skin care basics and routines
Are you sensitive?
Does your skin react to certain products with redness, burning or tingling? Do certain environments give you dry, itchy or scaling skin? Do you often get hives and other irritations? If you answered yes to any of the above, you might be one of the millions of women with sensitive skin. The good news is, the more you learn about sensitive skin, the more you’ll know best how to manage it.
What exactly is sensitive skin?
Dermatologists and scientists believe those with sensitive skin might have a more permeable stratum corneum than most people (the stratum corneum is the outermost layer of your skin). They also believe those with sensitive skin might have an increased nerve response. Essentially that means your nerves tend to overreact.
There are many triggers that can cause sensitive skin to flair up. There are environmental factors, like ultraviolet light, wind, heat, cold, pollution and humidity. There’s also irritation from everyday products, such as cosmetics and toiletries. Additionally, sensitive skin can be irritated by something as simple as clothing rubbing against your skin.
If you have sensitive skin, it seems there’s a lot to be on the lookout for. But you’re not alone. It’s estimated as many as 69% of women and 64% of men perceive their skin to be sensitive. The face is the most commonly identified area, however, it can be found anywhere on the body.

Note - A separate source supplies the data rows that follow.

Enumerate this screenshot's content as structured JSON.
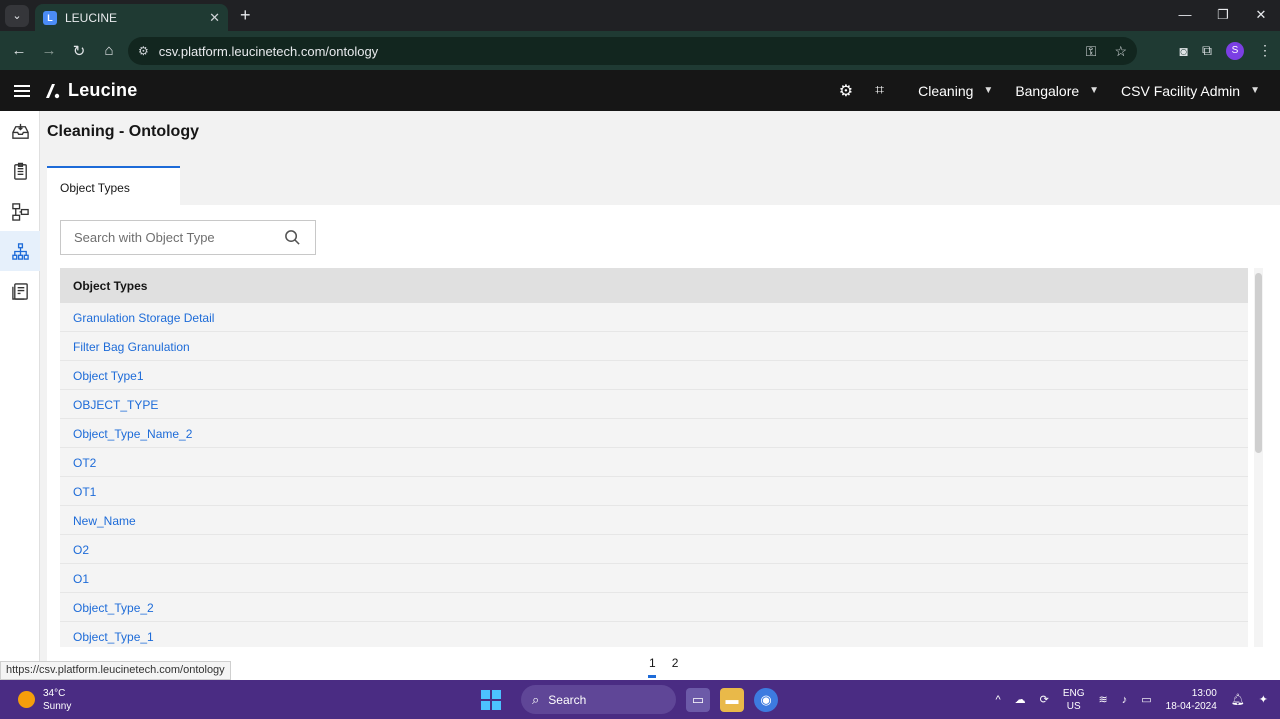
{
  "browser": {
    "tab_title": "LEUCINE",
    "url": "csv.platform.leucinetech.com/ontology",
    "status_url": "https://csv.platform.leucinetech.com/ontology",
    "profile_initial": "S"
  },
  "header": {
    "logo_text": "Leucine",
    "use_case": "Cleaning",
    "facility": "Bangalore",
    "user": "CSV Facility Admin"
  },
  "sidebar": {
    "items": [
      {
        "icon": "inbox-icon"
      },
      {
        "icon": "checklist-icon"
      },
      {
        "icon": "process-icon"
      },
      {
        "icon": "ontology-icon",
        "active": true
      },
      {
        "icon": "reports-icon"
      }
    ]
  },
  "page": {
    "title": "Cleaning - Ontology",
    "tab": "Object Types",
    "search_placeholder": "Search with Object Type"
  },
  "table": {
    "header": "Object Types",
    "rows": [
      "Granulation Storage Detail",
      "Filter Bag Granulation",
      "Object Type1",
      "OBJECT_TYPE",
      "Object_Type_Name_2",
      "OT2",
      "OT1",
      "New_Name",
      "O2",
      "O1",
      "Object_Type_2",
      "Object_Type_1"
    ]
  },
  "pagination": {
    "pages": [
      "1",
      "2"
    ],
    "current": "1"
  },
  "taskbar": {
    "temperature": "34°C",
    "weather": "Sunny",
    "search": "Search",
    "lang_1": "ENG",
    "lang_2": "US",
    "time": "13:00",
    "date": "18-04-2024"
  },
  "colors": {
    "accent": "#1d6bd8",
    "header_bg": "#161616",
    "taskbar_bg": "#4a2c83"
  }
}
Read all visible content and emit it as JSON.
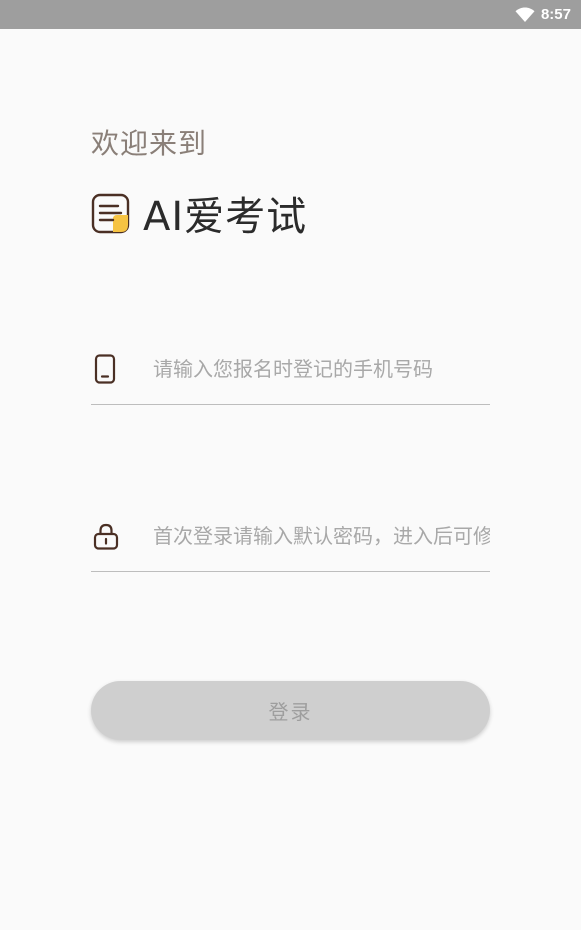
{
  "status_bar": {
    "time": "8:57",
    "wifi_icon": "wifi-icon"
  },
  "header": {
    "welcome": "欢迎来到",
    "app_title": "AI爱考试",
    "logo_icon": "notes-icon",
    "accent_color": "#f6c343"
  },
  "form": {
    "phone": {
      "icon": "phone-icon",
      "placeholder": "请输入您报名时登记的手机号码",
      "value": ""
    },
    "password": {
      "icon": "lock-icon",
      "placeholder": "首次登录请输入默认密码，进入后可修改",
      "value": ""
    },
    "login_label": "登录"
  }
}
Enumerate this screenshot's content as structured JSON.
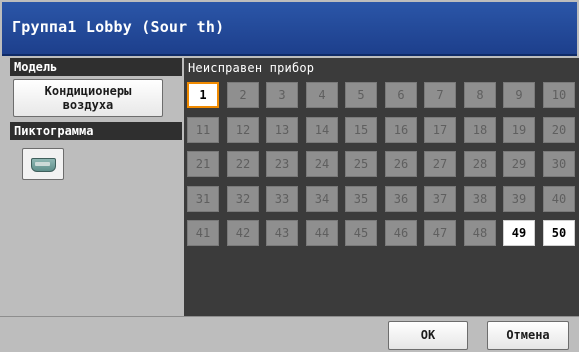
{
  "window": {
    "title": "Группа1 Lobby (Sour th)"
  },
  "left_panel": {
    "model_header": "Модель",
    "model_button_line1": "Кондиционеры",
    "model_button_line2": "воздуха",
    "icon_header": "Пиктограмма",
    "icon_name": "air-conditioner-icon"
  },
  "grid": {
    "label": "Неисправен прибор",
    "selected": 1,
    "enabled": [
      1,
      49,
      50
    ],
    "cells": [
      "1",
      "2",
      "3",
      "4",
      "5",
      "6",
      "7",
      "8",
      "9",
      "10",
      "11",
      "12",
      "13",
      "14",
      "15",
      "16",
      "17",
      "18",
      "19",
      "20",
      "21",
      "22",
      "23",
      "24",
      "25",
      "26",
      "27",
      "28",
      "29",
      "30",
      "31",
      "32",
      "33",
      "34",
      "35",
      "36",
      "37",
      "38",
      "39",
      "40",
      "41",
      "42",
      "43",
      "44",
      "45",
      "46",
      "47",
      "48",
      "49",
      "50"
    ]
  },
  "buttons": {
    "ok": "OK",
    "cancel": "Отмена"
  },
  "colors": {
    "title_bar": "#1d3f8c",
    "selection_outline": "#f08a00"
  }
}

People who are tense and exhausted are more likely to be among those with sensitive skin. When stress levels soar, nerve endings in the dermal layers of the skin secrete chemicals that cause inflammation and sore, red patches. A great excuse to spend a little extra time at yoga, the spa, or just curled up with a good book. Anything that puts you in your happy place.
So you have sensitive skin. Now what?
Think of sensitive skin care as a milder version of regular skin care. Always choose gentle products, and even better, those specifically formulated for sensitive skin. Avoid unnecessary ingredients like fragrance; look for products labeled fragrance-free. Non comedogenic products are also a smart choice. And always test any new product on the inside of your wrist 24 hours before trying it out on your face or body.
It’s also important to avoid harsh abrasives like loofahs and body scrubs. Scrubbing is never good for any skin type, but with sensitive skin, you need to be extra cautious. Extreme temperatures can also wreak havoc on your skin. Go with the Goldilocks approach: not too hot and not too cold.
Good habits. Great results.
Sensitive skin care doesn’t require drastic measures. Sure, it might take a little extra work to combat your sensitive skin issues, but it will pay off. If treated properly, sensitive skin is just as beautiful as any other type of skin out there.